    At the Royal Brompton and Harefield Trust, covering hospitals in London and Hertfordshire, there was a 58 per cent cut in spending, from £16.56 a day to £6.89.
    Even less is spent at Norfolk and Norwich University Hospitals, down from £13.85 in 2004-05 to £6."

    1. From yet another reliable, impartial source (!?!) aka the Express, in 2007:

      "Patients and crime victims last night slammed the disparity. Kathryn Murphy, from the charity the Patients’ Association, said: “How can we justify spending £12 a day on food for prisoners who have committed a crime when someone innocent who has fallen ill gets only a few pounds a day spent on their food?"

      The comparison made was £12 daily for prisoners in police cells versus £3 daily in hospitals.

    2. Here's a morsel from 2013 (newspaper precis, Telegraph I think ) when MPs allowances were discussed in a committee:

      "At a House of Commons administration committee hearing, Kevan Jones, a shadow Labour defence minister and MP for North Durham, said that MPs are only given £15 a towards their evening meals while civil servants get about £24."

      So presumably Noms staff eat quite well?

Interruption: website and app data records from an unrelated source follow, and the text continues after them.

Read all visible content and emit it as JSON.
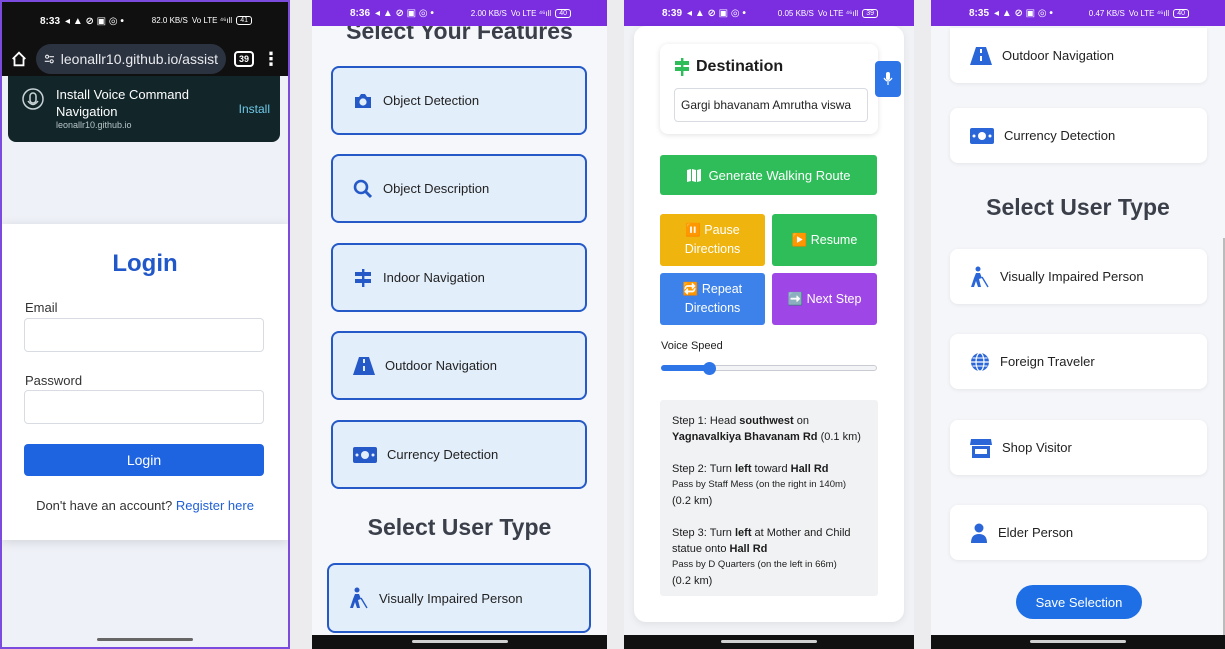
{
  "status": {
    "p1_time": "8:33",
    "p1_right": "82.0 KB/S",
    "p1_batt": "41",
    "p2_time": "8:36",
    "p2_right": "2.00 KB/S",
    "p2_batt": "40",
    "p3_time": "8:39",
    "p3_right": "0.05 KB/S",
    "p3_batt": "39",
    "p4_time": "8:35",
    "p4_right": "0.47 KB/S",
    "p4_batt": "40",
    "signal": "Vo LTE ⁴⁶ıll"
  },
  "panel1": {
    "url": "leonallr10.github.io/assist",
    "tab_count": "39",
    "install": {
      "title": "Install Voice Command Navigation",
      "domain": "leonallr10.github.io",
      "button": "Install"
    },
    "login": {
      "title": "Login",
      "email_label": "Email",
      "password_label": "Password",
      "button": "Login",
      "register_prompt": "Don't have an account?",
      "register_link": "Register here"
    }
  },
  "panel2": {
    "features_title": "Select Your Features",
    "features": [
      {
        "label": "Object Detection",
        "icon": "camera-icon"
      },
      {
        "label": "Object Description",
        "icon": "search-icon"
      },
      {
        "label": "Indoor Navigation",
        "icon": "signpost-icon"
      },
      {
        "label": "Outdoor Navigation",
        "icon": "road-icon"
      },
      {
        "label": "Currency Detection",
        "icon": "money-icon"
      }
    ],
    "user_type_title": "Select User Type",
    "user_type_first": "Visually Impaired Person"
  },
  "panel3": {
    "destination_title": "Destination",
    "destination_value": "Gargi bhavanam Amrutha viswa",
    "generate_button": "Generate Walking Route",
    "pause_button": "⏸️ Pause Directions",
    "resume_button": "▶️ Resume",
    "repeat_button": "🔁 Repeat Directions",
    "next_button": "➡️ Next Step",
    "voice_speed_label": "Voice Speed",
    "voice_speed_fraction": 0.22,
    "colors": {
      "generate": "#2ebd59",
      "pause": "#f0b40e",
      "resume": "#2ebd59",
      "repeat": "#3c82ea",
      "next": "#9f46e6"
    },
    "steps": [
      {
        "prefix": "Step 1: Head ",
        "dir": "southwest",
        "mid": " on ",
        "road": "Yagnavalkiya Bhavanam Rd",
        "dist": " (0.1 km)",
        "note": "",
        "dist2": ""
      },
      {
        "prefix": "Step 2: Turn ",
        "dir": "left",
        "mid": " toward ",
        "road": "Hall Rd",
        "dist": "",
        "note": "Pass by Staff Mess (on the right in 140m)",
        "dist2": "(0.2 km)"
      },
      {
        "prefix": "Step 3: Turn ",
        "dir": "left",
        "mid": " at Mother and Child statue onto ",
        "road": "Hall Rd",
        "dist": "",
        "note": "Pass by D Quarters (on the left in 66m)",
        "dist2": "(0.2 km)"
      }
    ]
  },
  "panel4": {
    "features": [
      {
        "label": "Outdoor Navigation",
        "icon": "road-icon"
      },
      {
        "label": "Currency Detection",
        "icon": "money-icon"
      }
    ],
    "user_type_title": "Select User Type",
    "user_types": [
      {
        "label": "Visually Impaired Person",
        "icon": "blind-person-icon"
      },
      {
        "label": "Foreign Traveler",
        "icon": "globe-icon"
      },
      {
        "label": "Shop Visitor",
        "icon": "store-icon"
      },
      {
        "label": "Elder Person",
        "icon": "person-icon"
      }
    ],
    "save_button": "Save Selection"
  }
}
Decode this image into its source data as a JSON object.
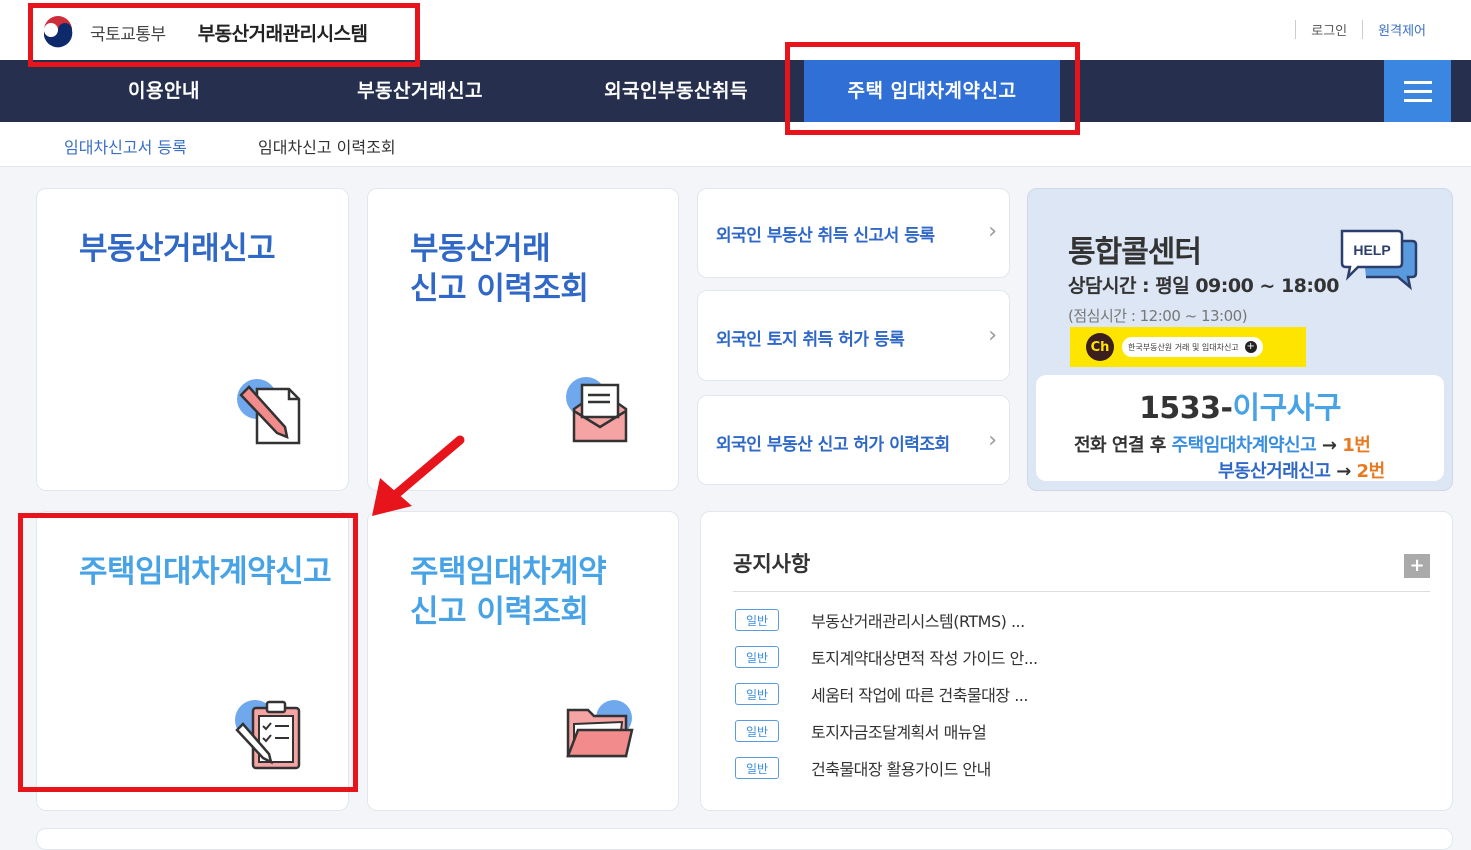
{
  "header": {
    "ministry": "국토교통부",
    "system_name": "부동산거래관리시스템",
    "links": [
      "로그인",
      "원격제어"
    ]
  },
  "nav": {
    "items": [
      {
        "label": "이용안내"
      },
      {
        "label": "부동산거래신고"
      },
      {
        "label": "외국인부동산취득"
      },
      {
        "label": "주택 임대차계약신고",
        "active": true
      }
    ],
    "menu_icon": "hamburger-icon"
  },
  "subnav": [
    "임대차신고서 등록",
    "임대차신고 이력조회"
  ],
  "cards": {
    "realestate_report": {
      "title": [
        "부동산거래신고"
      ],
      "icon": "document-pen-icon"
    },
    "realestate_history": {
      "title": [
        "부동산거래",
        "신고 이력조회"
      ],
      "icon": "envelope-letter-icon"
    },
    "lease_report": {
      "title": [
        "주택임대차계약신고"
      ],
      "icon": "clipboard-check-icon"
    },
    "lease_history": {
      "title": [
        "주택임대차계약",
        "신고 이력조회"
      ],
      "icon": "folder-icon"
    }
  },
  "foreign_links": [
    {
      "label": "외국인 부동산 취득 신고서 등록"
    },
    {
      "label": "외국인 토지 취득 허가 등록"
    },
    {
      "label": "외국인 부동산 신고 허가 이력조회"
    }
  ],
  "call_center": {
    "title": "통합콜센터",
    "hours": "상담시간 : 평일 09:00 ~ 18:00",
    "break": "(점심시간 : 12:00 ~ 13:00)",
    "help_badge": "HELP",
    "kakao": {
      "ch": "Ch",
      "label": "한국부동산원 거래 및 임대차신고"
    },
    "phone_prefix": "1533-",
    "phone_word": "이구사구",
    "guide": {
      "prefix": "전화 연결 후 ",
      "lease": "주택임대차계약신고",
      "arrow": " → ",
      "lease_num": "1번",
      "realestate": "부동산거래신고",
      "realestate_num": "2번"
    }
  },
  "notice": {
    "title": "공지사항",
    "more": "+",
    "items": [
      {
        "badge": "일반",
        "text": "부동산거래관리시스템(RTMS) ..."
      },
      {
        "badge": "일반",
        "text": "토지계약대상면적 작성 가이드 안..."
      },
      {
        "badge": "일반",
        "text": "세움터 작업에 따른 건축물대장 ..."
      },
      {
        "badge": "일반",
        "text": "토지자금조달계획서 매뉴얼"
      },
      {
        "badge": "일반",
        "text": "건축물대장 활용가이드 안내"
      }
    ]
  },
  "colors": {
    "nav_bg": "#272f4f",
    "nav_active": "#2f6fd6",
    "title_blue": "#2f68c7",
    "light_blue": "#47a3e6",
    "highlight_red": "#e8141b",
    "orange": "#e87a22"
  }
}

    3. 'Averages' are always a problem as they mask huge variations, so the average quoted in the report is true, but the devil is in the detail. The state needs a minimum standard for anyone they have a duty of care towards.

  6. We follow the US on everything. Here's the future for the UK.


  7. Blog - Lyn Romeo

    "Insights, updates, and personal reflections from Lyn Romeo, Chief Social Worker for Adults at the Department of Health."


    "Come back to social work – for an even richer experience

    Lyn Romeo, 7 September 2016

    Social work is a constantly evolving profession, with new challenges arising every day. As social workers we adapt to these changes, using our knowledge and practice wisdom to help families and individuals tackle the complexities and stresses of modern life.

    Some of us step away from the profession for a variety of reasons; maybe to take a career break, or to focus on family. Many people who take time out will want to return to practice but may not have the confidence to do so."


  8. Probation Journal

    OnlineFirst articles for the period 31 August 2016 to 7 September 2016


    ‘It’s all considered to be unacceptable behaviour’: Criminal justice practitioners’ experience of statutory housing duty for (ex)offenders

    Vickie Cooper

  9. The Inspectorate said: "Our inspections generally found the food served at prisons and YOIs to be of reasonable quality and quantity." Not entirely consist with your claims of prisoners living for years on "extremely poor diets".

    1. How did they find the food so? Those who ate it said: 'However, only 29% of prisoner survey respondents described the food they received as ‘good’ or ‘very good’. What the Inspectors said about quality would have more authority if they had eaten the food themselves. Why the hell, didn't they??

    2. In my experience, Inspectors form a view on the quality of food by eating it...

  10. A survey by Oxford University in 2002 giving some prisoners vitamin supplement pills and others placebos found those with the supplement pills had their violent incidents reduced by 35%.. NOMS informed the BBC they would not be repeating the experiment, but the results have been verified elsewhere.

    Liz Truss in her interview with the parliamentary select committee stated the priority was to reduce violence in prisons. With less violence they can recruit and retain more Prison Officers, then they will have enough staff to undertake more rehabilitative activities. Some commentators here don't realise that locking a bad guy up in prison, making him worse then letting him out, which is what we do too often is a very expensive mistake. Obviously if proper nutritional food will reduce violence by 35% and violence is an impediment to reform, then reducing violence by improving nutrition is a vital first step to take. Then the prisons can reform offenders, not doing that makes prisons a huge waste of time and money